Firstly a huge thanks to PJ, Jeff, Eric and all the other volunteers for another great conference. Thanks again to Eric and Guillaume for acting as local guides on Saturday night. As always, the open spaces format and mix of attendees delivered a great day. It was also great to see a few familiar faces from the year before in Amsterdam (and a familiar shirt thanks to Ivan 🙂 ).

This year I proposed and facilitated a single topic: Distributed SCM in the Corporate World. I finally added a full write-up on the conference wiki earlier in the week for those who are interested. For the impatient, here are my take-aways from the session:

  1. Of the distributed SCMs, there is not much traction in the corporate world just yet, although git appears to have gained a foothold. (Obviously our sample size is small, but I also expect CITCON attendees to be closer to the edge than the average team.)
  2. Where distributed SCMs are used, the topology is still like the centralised model. However, the ability to easily clone and move changes between repositories presents opportunities to work around issues like painful networks (contrast this to special proxy servers which are needed in similar scenarios with centralised SCMs).
  3. The people using git liked it primarily for its more flexible workflow and better merging. It’s conceivable to have this in the centralised model too, but no single centralised contender was mentioned.
  4. So far the use of distributed SCMs didn’t seem to have practical implications for CI – probably due to the use of a centralised topology.

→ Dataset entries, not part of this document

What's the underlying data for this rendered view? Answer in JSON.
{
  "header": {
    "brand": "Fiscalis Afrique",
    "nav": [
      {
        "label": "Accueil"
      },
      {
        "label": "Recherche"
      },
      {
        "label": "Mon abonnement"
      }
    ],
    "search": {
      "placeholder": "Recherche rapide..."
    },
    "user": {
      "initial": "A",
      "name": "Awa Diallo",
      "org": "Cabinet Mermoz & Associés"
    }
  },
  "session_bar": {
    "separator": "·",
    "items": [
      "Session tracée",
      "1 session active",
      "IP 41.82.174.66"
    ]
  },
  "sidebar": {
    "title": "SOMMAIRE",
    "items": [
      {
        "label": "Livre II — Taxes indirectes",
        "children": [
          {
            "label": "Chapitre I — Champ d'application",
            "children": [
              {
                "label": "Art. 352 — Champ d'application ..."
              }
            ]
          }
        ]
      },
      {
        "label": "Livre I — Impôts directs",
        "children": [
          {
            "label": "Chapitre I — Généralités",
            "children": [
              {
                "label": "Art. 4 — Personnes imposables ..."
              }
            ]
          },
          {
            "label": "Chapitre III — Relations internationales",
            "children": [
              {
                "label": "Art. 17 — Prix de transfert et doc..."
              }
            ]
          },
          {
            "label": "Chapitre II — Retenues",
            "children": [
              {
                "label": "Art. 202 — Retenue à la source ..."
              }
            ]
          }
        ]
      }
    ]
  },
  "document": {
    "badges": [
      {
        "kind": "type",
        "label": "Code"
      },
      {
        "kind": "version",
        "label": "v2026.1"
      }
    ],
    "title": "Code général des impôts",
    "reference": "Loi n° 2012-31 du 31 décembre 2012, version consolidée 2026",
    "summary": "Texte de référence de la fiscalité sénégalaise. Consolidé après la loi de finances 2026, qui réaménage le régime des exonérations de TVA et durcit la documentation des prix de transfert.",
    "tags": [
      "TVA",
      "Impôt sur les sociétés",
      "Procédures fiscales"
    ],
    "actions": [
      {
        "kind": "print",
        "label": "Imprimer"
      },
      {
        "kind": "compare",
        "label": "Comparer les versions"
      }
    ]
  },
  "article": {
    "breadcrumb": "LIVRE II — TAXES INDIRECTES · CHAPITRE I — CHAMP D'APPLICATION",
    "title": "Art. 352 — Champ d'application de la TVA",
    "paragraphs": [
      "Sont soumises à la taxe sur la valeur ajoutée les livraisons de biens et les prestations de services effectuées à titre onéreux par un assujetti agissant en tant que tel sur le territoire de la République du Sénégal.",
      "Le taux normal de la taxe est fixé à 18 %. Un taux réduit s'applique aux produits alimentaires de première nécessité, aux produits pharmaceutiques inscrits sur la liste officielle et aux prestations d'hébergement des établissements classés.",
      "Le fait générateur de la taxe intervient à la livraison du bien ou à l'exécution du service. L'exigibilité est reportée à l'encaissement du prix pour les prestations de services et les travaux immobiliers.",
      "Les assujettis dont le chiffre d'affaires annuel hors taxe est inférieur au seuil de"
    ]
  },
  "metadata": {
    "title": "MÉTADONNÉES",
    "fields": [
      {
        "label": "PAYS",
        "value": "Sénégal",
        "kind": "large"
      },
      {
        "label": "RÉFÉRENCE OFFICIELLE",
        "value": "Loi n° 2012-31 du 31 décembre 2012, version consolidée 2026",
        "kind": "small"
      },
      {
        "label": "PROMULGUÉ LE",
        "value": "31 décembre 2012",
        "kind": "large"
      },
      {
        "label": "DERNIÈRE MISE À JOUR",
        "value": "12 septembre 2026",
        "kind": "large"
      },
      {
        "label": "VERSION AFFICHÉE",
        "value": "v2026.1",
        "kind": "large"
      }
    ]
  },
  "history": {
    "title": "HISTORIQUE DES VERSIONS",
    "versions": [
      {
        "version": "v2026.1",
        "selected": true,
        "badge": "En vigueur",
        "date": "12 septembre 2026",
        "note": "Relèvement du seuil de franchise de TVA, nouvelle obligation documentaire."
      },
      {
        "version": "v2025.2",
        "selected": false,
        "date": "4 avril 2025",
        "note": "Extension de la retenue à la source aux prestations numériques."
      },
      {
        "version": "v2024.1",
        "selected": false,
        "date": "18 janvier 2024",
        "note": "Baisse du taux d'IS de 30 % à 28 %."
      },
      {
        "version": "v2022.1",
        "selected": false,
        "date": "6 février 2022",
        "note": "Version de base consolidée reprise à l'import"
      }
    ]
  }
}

Looks like we’re still waiting to see more creative use of distributed SCMs in corporate projects – perhaps it is something worth revisiting in future conferences. I hope to post on some of the other sessions I attended at a later date.